**WORK TASK:**
Repeat the listing below line by line, exactly, leaving its pictures behind.
# # #
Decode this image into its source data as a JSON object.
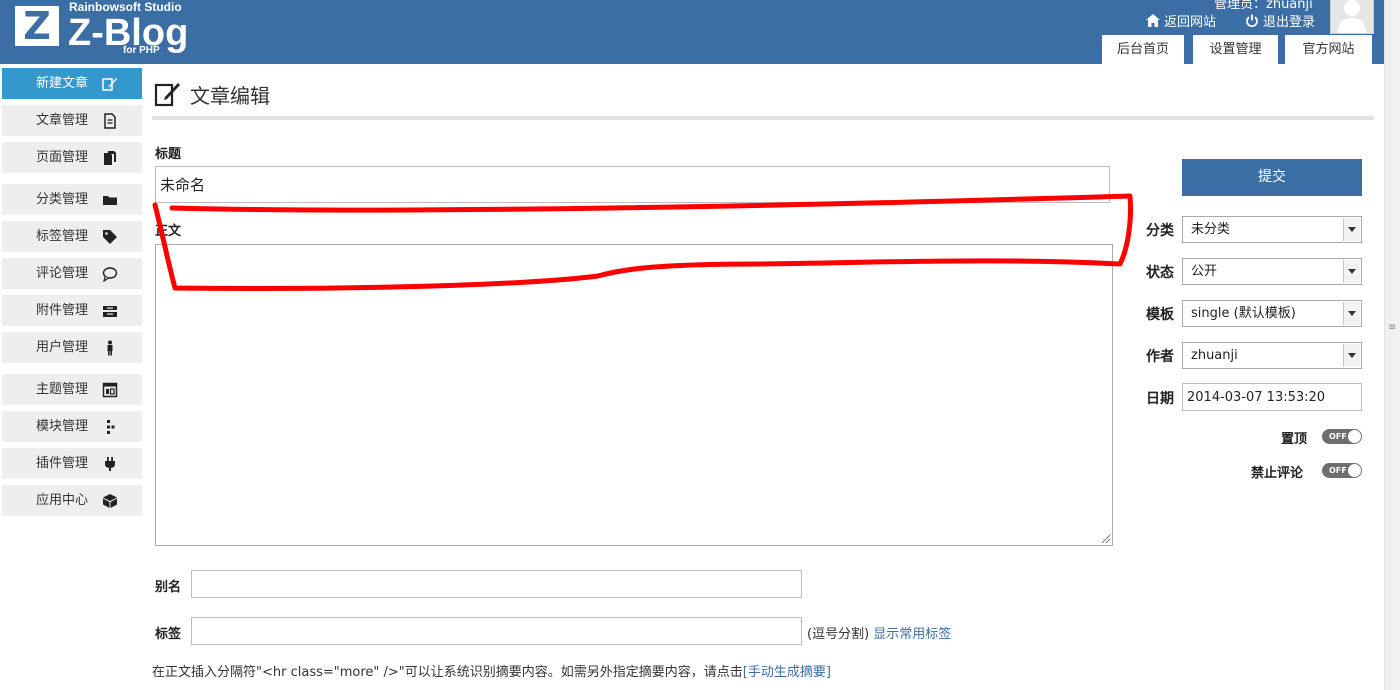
{
  "header": {
    "studio": "Rainbowsoft Studio",
    "logo_letter": "Z",
    "logo_name": "Z-Blog",
    "logo_sub": "for PHP",
    "admin_text": "管理员：zhuanji",
    "back_site": "返回网站",
    "logout": "退出登录",
    "tabs": [
      "后台首页",
      "设置管理",
      "官方网站"
    ]
  },
  "sidebar": {
    "items": [
      {
        "label": "新建文章",
        "icon": "new-article-icon"
      },
      {
        "label": "文章管理",
        "icon": "article-manage-icon"
      },
      {
        "label": "页面管理",
        "icon": "page-manage-icon"
      },
      {
        "label": "分类管理",
        "icon": "folder-icon"
      },
      {
        "label": "标签管理",
        "icon": "tag-icon"
      },
      {
        "label": "评论管理",
        "icon": "comment-icon"
      },
      {
        "label": "附件管理",
        "icon": "attachment-icon"
      },
      {
        "label": "用户管理",
        "icon": "user-icon"
      },
      {
        "label": "主题管理",
        "icon": "theme-icon"
      },
      {
        "label": "模块管理",
        "icon": "module-icon"
      },
      {
        "label": "插件管理",
        "icon": "plugin-icon"
      },
      {
        "label": "应用中心",
        "icon": "app-center-icon"
      }
    ]
  },
  "main": {
    "page_title": "文章编辑",
    "title_label": "标题",
    "title_value": "未命名",
    "body_label": "正文",
    "alias_label": "别名",
    "alias_value": "",
    "tags_label": "标签",
    "tags_value": "",
    "tags_hint": "(逗号分割)",
    "tags_link": "显示常用标签",
    "summary_hint": "在正文插入分隔符\"<hr class=\"more\" />\"可以让系统识别摘要内容。如需另外指定摘要内容，请点击",
    "summary_link": "[手动生成摘要]"
  },
  "side_panel": {
    "submit": "提交",
    "category_label": "分类",
    "category_value": "未分类",
    "status_label": "状态",
    "status_value": "公开",
    "template_label": "模板",
    "template_value": "single (默认模板)",
    "author_label": "作者",
    "author_value": "zhuanji",
    "date_label": "日期",
    "date_value": "2014-03-07 13:53:20",
    "top_label": "置顶",
    "top_state": "OFF",
    "no_comment_label": "禁止评论",
    "no_comment_state": "OFF"
  },
  "colors": {
    "header": "#3a6ea5",
    "active_menu": "#3399cc",
    "annotation": "#ff0000"
  }
}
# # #
**OUTPUT OF THE EXERCISE:**
Decode this image into its source data as a JSON object.
{
  "header": {
    "studio": "Rainbowsoft Studio",
    "logo_letter": "Z",
    "logo_name": "Z-Blog",
    "logo_sub": "for PHP",
    "admin_text": "管理员：zhuanji",
    "back_site": "返回网站",
    "logout": "退出登录",
    "tabs": [
      "后台首页",
      "设置管理",
      "官方网站"
    ]
  },
  "sidebar": {
    "items": [
      {
        "label": "新建文章",
        "icon": "new-article-icon"
      },
      {
        "label": "文章管理",
        "icon": "article-manage-icon"
      },
      {
        "label": "页面管理",
        "icon": "page-manage-icon"
      },
      {
        "label": "分类管理",
        "icon": "folder-icon"
      },
      {
        "label": "标签管理",
        "icon": "tag-icon"
      },
      {
        "label": "评论管理",
        "icon": "comment-icon"
      },
      {
        "label": "附件管理",
        "icon": "attachment-icon"
      },
      {
        "label": "用户管理",
        "icon": "user-icon"
      },
      {
        "label": "主题管理",
        "icon": "theme-icon"
      },
      {
        "label": "模块管理",
        "icon": "module-icon"
      },
      {
        "label": "插件管理",
        "icon": "plugin-icon"
      },
      {
        "label": "应用中心",
        "icon": "app-center-icon"
      }
    ]
  },
  "main": {
    "page_title": "文章编辑",
    "title_label": "标题",
    "title_value": "未命名",
    "body_label": "正文",
    "alias_label": "别名",
    "alias_value": "",
    "tags_label": "标签",
    "tags_value": "",
    "tags_hint": "(逗号分割)",
    "tags_link": "显示常用标签",
    "summary_hint": "在正文插入分隔符\"<hr class=\"more\" />\"可以让系统识别摘要内容。如需另外指定摘要内容，请点击",
    "summary_link": "[手动生成摘要]"
  },
  "side_panel": {
    "submit": "提交",
    "category_label": "分类",
    "category_value": "未分类",
    "status_label": "状态",
    "status_value": "公开",
    "template_label": "模板",
    "template_value": "single (默认模板)",
    "author_label": "作者",
    "author_value": "zhuanji",
    "date_label": "日期",
    "date_value": "2014-03-07 13:53:20",
    "top_label": "置顶",
    "top_state": "OFF",
    "no_comment_label": "禁止评论",
    "no_comment_state": "OFF"
  },
  "colors": {
    "header": "#3a6ea5",
    "active_menu": "#3399cc",
    "annotation": "#ff0000"
  }
}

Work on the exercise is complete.